BackgroundStudies on the role of the angiotensin-converting enzyme (ACE) gene in the development of hypertension have yielded conflicting results. Recent studies suggested that this gene might have smoking-dependent effects on the development of cardiovascular disease.ObjectiveTo study the relationship between the ACE insertion/deletion (I/D) polymorphism, blood pressure and risk of hypertension in current, former and non-smokers in a population-based cohort.MethodsWe included 2412 non-smokers, 2794 former smokers and 1508 current smokers, all participants in the Rotterdam Study. In each group, we assessed the relationship between the ACE I/D polymorphism, systolic (SBP) and diastolic (DBP) blood pressures and risk of hypertension. Mean blood pressures and prevalence of hypertension were compared between carriers and non-carriers of the D allele. All analyses were adjusted for age, sex, body mass index, diabetes mellitus, high-density lipoprotein cholesterol, total cholesterol and use of antihypertensive medication.ResultsIn non-smokers and former smokers, blood pressure and the risk of hypertension did not differ significantly between genotypes. In smokers, we found a significant increase in SBP in DD carriers (139.6 +/- 22.8 mmHg) compared with II carriers (136.0 +/- 22.7 mmHg) (P = 0.04). No effect of ACE genotype was observed for DBP. The risk of hypertension was significantly increased in smokers who carried one [odds ratio (OR) 1.4, 95% confidence interval (CI) 1.0 to 1.9; P = 0.05] or two (OR 1.5, 95% CI 1.1 to 2.2; P = 0.02) copies of the D allele.ConclusionsThe D allele of the ACE polymorphism is associated with a significantly increased SBP and risk of hypertension in smokers.
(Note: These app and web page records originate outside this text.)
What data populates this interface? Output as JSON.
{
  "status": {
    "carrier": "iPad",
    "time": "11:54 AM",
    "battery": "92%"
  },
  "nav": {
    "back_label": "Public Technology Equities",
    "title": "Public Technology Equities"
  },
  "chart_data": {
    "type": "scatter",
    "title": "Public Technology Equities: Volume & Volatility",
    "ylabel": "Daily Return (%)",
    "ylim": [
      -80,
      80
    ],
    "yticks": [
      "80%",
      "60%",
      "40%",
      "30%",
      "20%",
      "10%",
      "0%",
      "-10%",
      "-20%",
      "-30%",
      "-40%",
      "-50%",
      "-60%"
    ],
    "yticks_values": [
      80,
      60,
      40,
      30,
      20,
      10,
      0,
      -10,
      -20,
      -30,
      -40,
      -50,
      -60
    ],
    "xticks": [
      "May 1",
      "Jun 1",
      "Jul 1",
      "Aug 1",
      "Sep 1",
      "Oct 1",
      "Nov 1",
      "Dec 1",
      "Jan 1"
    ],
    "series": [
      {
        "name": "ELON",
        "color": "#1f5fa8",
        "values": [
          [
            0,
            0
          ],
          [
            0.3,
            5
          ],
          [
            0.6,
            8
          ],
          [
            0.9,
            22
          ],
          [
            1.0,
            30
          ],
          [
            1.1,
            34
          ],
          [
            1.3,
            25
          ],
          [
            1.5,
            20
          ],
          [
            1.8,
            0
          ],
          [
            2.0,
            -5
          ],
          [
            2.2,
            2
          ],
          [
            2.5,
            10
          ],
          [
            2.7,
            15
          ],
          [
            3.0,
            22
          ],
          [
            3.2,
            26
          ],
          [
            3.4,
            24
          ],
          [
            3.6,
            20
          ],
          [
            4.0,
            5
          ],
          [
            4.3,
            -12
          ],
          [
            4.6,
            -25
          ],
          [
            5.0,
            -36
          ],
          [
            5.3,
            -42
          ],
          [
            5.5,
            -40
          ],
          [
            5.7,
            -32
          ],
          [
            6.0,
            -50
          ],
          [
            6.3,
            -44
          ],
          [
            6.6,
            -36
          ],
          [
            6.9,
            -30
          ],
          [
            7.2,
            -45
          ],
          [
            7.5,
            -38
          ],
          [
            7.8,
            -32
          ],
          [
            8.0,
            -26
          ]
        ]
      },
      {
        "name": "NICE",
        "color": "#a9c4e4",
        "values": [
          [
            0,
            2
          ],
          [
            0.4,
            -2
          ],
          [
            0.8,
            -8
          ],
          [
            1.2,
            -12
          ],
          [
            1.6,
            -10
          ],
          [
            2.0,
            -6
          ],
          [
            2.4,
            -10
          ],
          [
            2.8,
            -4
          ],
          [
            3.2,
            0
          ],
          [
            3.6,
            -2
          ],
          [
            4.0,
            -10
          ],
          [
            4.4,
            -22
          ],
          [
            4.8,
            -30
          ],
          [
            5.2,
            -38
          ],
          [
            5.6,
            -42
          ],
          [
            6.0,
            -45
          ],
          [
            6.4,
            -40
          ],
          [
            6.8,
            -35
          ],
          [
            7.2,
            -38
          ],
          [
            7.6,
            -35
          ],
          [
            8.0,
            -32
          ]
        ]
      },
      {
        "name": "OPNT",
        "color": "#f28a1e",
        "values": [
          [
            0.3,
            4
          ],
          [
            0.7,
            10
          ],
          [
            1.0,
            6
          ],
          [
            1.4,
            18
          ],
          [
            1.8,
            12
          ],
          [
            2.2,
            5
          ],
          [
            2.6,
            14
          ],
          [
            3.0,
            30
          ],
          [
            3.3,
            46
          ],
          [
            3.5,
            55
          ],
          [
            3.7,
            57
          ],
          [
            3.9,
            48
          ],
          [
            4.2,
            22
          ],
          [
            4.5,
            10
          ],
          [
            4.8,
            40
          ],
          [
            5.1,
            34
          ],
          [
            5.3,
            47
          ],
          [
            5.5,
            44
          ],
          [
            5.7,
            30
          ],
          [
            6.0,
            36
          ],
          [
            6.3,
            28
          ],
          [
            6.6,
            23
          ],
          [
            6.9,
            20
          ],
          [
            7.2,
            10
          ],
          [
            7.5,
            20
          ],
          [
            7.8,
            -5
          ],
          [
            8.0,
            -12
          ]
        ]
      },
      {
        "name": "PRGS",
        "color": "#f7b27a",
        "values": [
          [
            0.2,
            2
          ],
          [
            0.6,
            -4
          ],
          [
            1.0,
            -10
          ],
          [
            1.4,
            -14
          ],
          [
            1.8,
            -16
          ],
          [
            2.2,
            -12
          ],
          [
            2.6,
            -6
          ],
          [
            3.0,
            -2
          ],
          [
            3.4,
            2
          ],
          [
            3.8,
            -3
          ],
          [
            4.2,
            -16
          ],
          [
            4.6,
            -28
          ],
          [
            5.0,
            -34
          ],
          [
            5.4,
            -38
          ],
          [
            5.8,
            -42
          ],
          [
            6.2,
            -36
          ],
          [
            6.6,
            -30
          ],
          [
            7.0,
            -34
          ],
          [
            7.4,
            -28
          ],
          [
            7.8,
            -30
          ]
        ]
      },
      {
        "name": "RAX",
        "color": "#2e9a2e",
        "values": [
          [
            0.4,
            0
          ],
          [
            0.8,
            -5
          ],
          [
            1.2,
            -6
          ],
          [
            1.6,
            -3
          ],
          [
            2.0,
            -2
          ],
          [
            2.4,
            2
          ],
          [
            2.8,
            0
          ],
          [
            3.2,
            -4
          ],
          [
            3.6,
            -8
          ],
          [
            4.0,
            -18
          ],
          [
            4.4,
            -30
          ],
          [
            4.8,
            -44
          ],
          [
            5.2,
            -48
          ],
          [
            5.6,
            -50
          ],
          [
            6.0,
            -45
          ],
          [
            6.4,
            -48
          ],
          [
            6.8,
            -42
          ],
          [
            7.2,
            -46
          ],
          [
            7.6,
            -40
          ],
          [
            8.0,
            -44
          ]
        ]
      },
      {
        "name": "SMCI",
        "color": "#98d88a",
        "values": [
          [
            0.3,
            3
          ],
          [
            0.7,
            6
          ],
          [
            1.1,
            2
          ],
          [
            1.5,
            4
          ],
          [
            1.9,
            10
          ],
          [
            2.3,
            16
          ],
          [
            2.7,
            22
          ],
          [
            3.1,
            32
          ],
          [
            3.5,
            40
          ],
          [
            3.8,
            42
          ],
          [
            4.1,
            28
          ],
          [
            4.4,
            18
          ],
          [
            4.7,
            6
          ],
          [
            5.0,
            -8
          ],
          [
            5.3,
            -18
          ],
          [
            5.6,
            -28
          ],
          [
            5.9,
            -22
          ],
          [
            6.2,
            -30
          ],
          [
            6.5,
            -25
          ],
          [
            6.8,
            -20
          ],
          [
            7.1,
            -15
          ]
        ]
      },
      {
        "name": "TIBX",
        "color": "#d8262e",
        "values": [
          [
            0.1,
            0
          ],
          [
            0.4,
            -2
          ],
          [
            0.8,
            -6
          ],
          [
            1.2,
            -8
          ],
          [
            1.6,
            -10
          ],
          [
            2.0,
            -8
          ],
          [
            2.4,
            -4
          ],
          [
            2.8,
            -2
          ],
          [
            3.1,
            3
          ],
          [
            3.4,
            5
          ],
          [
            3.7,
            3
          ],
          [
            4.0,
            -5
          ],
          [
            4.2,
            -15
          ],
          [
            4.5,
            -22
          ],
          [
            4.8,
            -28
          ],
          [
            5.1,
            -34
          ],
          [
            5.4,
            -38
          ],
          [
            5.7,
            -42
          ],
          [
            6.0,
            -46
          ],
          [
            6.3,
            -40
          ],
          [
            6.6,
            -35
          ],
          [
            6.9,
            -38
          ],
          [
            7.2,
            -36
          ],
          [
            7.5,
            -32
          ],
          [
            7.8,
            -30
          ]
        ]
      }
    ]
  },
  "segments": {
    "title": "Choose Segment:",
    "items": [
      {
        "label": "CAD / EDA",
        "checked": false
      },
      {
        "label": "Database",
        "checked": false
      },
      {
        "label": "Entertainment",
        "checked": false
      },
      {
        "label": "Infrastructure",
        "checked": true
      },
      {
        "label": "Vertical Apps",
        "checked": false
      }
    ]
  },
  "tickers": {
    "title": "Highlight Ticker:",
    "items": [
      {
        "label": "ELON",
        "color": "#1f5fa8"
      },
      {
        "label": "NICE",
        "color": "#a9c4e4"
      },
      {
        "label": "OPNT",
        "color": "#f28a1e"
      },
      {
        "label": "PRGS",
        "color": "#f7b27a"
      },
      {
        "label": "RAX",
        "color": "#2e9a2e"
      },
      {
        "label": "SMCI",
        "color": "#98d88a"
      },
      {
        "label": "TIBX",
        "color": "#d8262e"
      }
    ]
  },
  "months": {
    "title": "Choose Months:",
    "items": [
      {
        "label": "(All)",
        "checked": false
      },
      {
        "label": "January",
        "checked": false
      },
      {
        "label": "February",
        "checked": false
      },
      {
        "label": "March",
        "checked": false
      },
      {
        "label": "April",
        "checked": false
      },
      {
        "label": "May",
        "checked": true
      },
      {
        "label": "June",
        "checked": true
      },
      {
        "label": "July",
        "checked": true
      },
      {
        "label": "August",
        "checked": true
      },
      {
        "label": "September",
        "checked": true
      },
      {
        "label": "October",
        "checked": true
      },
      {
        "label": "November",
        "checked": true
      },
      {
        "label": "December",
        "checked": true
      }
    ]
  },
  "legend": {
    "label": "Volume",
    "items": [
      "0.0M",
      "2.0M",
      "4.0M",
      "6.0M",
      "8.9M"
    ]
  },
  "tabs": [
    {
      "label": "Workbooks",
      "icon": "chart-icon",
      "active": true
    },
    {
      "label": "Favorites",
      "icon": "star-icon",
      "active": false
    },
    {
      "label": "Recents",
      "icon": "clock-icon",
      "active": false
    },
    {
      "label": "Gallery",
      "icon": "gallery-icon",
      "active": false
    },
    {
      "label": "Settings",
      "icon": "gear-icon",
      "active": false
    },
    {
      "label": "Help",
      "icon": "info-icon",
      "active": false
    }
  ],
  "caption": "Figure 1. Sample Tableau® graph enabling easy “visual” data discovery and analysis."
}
Our study underlines the importance of gene-environment interactions in the study of candidate genes for hypertension.

Original publication




Journal article


Journal of hypertension

Publication Date





313 - 319


Departments of Epidemiology and Biostatistics, Erasmus Medical Center Rotterdam, The Netherlands.


Humans, Hypertension, Genetic Predisposition to Disease, Peptidyl-Dipeptidase A, DNA Transposable Elements, Smoking, Gene Deletion, Blood Pressure, Systole, Genotype, Heterozygote, Polymorphism, Genetic, Aged, Aged, 80 and over, Middle Aged, Female, Male